“To import 12,5% of our current power production of 36000MW, we would need to transport 5 000MW across 5 000km. There are no real-life examples of that in the world,” he says.
“While it is the right thing to do environmentally, from an engineering point of view, on cost and technology, there is still some way to go.”
Construction has not yet begun on the projects and Kruger says that they won’t start until agreements are signed with reliable purchasers.
But this is taking a while because many companies are hesitant to put millions of dollars into a project that may be unstable because of the political situation in the region.
This reluctance is exacerbated by a negative perception of Africa’s stability because of recent events in Zimbabwe and Kenya and the continuing conflicts in Sudan and Somalia.
It will probably take 10 to 15 years to reap any harvest from the Inga plants, but it seems there is much to be done for that harvest to be affordable and available to those who need it most.
Women’s role in climate change
Climate change is no longer debatable; it is a scientific fact and needs urgent action.
Indalo Yethu believes climate change adaptation is an essential part in addressing the challenges and opportunities associated with climate change. The long-term mitigation scenarios (LTMS) — strategic options for South Africa — refers to mitigation measures to limit the human-made causes of climate change, whereas adaptation addresses the impact and opportunities resulting from a changing climate.

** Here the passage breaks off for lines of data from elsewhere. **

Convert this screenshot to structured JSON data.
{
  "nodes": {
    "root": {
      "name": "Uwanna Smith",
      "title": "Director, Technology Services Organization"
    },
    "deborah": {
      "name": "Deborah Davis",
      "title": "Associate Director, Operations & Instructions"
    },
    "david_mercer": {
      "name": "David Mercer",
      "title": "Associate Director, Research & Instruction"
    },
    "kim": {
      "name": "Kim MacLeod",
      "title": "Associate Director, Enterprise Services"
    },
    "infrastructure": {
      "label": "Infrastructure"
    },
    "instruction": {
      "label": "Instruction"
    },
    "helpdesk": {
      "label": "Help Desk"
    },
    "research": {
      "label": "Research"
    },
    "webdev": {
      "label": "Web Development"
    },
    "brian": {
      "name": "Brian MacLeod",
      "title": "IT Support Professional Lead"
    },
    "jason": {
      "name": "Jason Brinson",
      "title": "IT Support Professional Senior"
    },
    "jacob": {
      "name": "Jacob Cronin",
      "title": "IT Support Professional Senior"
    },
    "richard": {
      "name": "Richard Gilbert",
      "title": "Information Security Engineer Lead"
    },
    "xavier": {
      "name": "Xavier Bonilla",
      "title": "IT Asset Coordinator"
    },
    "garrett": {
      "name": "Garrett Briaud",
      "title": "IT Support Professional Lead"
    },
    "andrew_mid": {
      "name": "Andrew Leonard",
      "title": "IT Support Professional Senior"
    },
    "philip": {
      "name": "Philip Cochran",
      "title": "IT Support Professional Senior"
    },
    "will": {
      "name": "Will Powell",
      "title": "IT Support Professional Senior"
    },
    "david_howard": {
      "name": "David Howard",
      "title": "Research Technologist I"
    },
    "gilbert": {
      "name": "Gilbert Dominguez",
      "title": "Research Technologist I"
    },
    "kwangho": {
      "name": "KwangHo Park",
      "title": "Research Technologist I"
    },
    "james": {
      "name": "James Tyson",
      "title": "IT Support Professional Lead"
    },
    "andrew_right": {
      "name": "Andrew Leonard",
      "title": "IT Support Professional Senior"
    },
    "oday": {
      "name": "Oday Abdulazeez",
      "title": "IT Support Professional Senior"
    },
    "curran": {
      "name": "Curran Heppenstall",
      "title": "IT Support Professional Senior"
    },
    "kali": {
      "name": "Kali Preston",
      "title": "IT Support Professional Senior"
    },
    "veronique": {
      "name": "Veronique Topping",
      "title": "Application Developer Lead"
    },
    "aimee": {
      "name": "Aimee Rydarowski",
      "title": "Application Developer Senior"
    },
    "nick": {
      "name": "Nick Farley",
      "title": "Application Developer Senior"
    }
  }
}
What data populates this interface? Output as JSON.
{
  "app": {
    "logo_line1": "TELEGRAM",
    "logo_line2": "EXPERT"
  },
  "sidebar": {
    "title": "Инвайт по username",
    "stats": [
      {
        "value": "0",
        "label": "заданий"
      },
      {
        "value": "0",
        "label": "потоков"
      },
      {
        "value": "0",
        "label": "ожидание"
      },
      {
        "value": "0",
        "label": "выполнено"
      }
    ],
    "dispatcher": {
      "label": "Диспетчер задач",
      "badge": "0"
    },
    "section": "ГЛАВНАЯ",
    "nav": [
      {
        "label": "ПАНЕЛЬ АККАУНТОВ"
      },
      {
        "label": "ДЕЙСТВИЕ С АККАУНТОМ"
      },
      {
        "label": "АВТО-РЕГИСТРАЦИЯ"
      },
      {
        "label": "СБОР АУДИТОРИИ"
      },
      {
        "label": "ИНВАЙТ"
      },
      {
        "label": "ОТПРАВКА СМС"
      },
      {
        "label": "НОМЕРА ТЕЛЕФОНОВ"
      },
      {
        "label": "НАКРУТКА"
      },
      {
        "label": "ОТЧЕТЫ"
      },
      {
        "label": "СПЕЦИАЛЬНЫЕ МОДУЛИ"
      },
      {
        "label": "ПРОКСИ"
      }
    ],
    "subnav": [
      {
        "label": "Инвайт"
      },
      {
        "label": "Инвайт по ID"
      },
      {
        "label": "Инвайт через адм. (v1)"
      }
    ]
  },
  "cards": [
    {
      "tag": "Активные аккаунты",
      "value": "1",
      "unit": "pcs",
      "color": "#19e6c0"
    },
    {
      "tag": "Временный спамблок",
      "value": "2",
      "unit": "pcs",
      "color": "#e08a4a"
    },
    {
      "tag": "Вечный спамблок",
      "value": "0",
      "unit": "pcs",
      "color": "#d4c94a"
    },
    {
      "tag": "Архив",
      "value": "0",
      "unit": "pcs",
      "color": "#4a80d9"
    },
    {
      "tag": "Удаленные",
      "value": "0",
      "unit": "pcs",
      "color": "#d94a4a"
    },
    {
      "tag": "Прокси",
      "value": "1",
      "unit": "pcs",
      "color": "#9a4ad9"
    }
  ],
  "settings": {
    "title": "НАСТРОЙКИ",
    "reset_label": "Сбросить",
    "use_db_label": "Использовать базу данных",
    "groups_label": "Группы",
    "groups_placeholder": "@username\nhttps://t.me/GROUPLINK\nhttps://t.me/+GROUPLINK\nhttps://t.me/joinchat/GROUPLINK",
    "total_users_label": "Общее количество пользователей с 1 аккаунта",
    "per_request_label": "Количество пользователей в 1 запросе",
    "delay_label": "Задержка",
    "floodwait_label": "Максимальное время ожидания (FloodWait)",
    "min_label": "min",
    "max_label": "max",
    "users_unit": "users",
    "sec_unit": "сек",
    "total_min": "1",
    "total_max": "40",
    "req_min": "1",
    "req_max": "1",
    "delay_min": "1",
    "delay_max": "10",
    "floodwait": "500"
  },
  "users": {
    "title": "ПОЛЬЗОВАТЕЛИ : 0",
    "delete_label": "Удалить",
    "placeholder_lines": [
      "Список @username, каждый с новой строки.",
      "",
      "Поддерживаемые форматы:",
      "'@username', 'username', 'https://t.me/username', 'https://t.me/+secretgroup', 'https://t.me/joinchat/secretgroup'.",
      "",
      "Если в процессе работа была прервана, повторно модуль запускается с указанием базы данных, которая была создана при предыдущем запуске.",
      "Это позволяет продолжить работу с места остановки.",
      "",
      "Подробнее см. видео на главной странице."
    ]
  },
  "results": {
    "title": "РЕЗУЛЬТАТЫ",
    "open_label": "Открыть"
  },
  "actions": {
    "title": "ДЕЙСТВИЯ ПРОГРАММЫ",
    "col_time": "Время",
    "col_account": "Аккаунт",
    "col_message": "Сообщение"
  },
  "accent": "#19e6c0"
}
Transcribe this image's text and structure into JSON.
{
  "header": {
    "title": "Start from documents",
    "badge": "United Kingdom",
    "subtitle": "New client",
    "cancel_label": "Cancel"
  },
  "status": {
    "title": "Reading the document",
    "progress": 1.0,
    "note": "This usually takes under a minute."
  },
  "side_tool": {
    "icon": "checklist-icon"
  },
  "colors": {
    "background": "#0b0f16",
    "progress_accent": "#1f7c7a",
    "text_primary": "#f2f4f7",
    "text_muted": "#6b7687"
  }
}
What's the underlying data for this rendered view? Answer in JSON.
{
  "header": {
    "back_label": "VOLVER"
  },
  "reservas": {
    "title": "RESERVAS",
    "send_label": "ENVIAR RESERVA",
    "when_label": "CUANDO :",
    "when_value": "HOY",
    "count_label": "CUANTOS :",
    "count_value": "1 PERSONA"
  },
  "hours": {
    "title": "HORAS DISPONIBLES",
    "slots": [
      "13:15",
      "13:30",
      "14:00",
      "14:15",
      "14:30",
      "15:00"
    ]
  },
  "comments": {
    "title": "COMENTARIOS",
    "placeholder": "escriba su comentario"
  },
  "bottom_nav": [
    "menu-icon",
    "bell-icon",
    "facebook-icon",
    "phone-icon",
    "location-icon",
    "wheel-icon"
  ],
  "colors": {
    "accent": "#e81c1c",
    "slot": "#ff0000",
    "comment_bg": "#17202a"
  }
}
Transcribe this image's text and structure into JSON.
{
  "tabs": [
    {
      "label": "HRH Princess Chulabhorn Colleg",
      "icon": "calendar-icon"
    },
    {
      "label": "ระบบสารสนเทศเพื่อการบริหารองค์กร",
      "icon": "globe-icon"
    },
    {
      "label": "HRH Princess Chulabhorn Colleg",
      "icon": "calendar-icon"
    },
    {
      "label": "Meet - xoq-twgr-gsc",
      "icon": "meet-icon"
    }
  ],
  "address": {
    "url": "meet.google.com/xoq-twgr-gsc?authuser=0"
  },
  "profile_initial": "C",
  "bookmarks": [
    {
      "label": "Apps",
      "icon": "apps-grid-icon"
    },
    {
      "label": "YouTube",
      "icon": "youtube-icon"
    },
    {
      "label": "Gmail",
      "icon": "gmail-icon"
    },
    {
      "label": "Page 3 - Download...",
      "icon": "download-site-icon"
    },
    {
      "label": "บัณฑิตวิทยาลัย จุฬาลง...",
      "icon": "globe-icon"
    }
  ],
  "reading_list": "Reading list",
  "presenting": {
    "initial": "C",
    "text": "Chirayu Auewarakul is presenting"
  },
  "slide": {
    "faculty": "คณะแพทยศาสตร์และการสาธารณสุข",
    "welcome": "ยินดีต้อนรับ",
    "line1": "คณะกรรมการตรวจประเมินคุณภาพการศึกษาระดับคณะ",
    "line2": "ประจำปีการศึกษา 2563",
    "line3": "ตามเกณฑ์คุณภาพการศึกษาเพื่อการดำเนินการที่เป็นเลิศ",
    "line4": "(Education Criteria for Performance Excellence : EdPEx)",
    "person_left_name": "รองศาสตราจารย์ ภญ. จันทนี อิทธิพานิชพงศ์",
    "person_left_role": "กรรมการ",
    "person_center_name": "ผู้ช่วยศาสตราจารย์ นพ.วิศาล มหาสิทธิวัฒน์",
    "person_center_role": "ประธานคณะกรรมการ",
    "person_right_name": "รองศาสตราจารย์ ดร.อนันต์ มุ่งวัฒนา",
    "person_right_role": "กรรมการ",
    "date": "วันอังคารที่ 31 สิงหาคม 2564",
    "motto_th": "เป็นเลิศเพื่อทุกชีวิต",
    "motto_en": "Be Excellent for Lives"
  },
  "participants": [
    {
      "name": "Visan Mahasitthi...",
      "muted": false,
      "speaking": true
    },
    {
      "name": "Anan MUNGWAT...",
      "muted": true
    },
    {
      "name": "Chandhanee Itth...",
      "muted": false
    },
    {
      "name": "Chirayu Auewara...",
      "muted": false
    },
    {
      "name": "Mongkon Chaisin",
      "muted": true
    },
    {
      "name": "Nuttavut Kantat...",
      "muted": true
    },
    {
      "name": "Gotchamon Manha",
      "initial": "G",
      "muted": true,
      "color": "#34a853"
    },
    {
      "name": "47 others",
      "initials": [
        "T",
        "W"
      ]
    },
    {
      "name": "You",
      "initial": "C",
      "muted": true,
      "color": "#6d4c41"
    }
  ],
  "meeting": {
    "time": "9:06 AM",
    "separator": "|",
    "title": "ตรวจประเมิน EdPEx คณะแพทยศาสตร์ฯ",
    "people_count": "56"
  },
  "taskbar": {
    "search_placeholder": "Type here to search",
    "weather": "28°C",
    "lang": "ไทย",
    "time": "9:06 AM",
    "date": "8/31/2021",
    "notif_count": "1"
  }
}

The LTMS inform long-term national climate change policy and provide a solid basis for the country’s position in multilateral climate negotiations to a post-2012 climate regime.
Studies reveal that poor communities are the most vulnerable when exposed to extreme changes in weather patterns. In celebrating this year’s Women’s Month more efforts should be dedicated to ensure that gender equality is at the forefront of climate change initiatives, because women are often the first to be affected by our changing climate.
Although sustainable development demands recognition and value for the ways in which women live with environmental realities, unfortunately there is lack of information about women in rural areas on the imminent dangers posed by climate change. Many women depend on these threatened natural resources for food, energy and water to survive. Despite these limitations women are key actors in ensuring their communities adapt to climate change.
Indalo Yethu recommends climate change adaptation that include effective measures to minimise, adjust to and take advantage of the consequences of climate change. — Indalo Yethu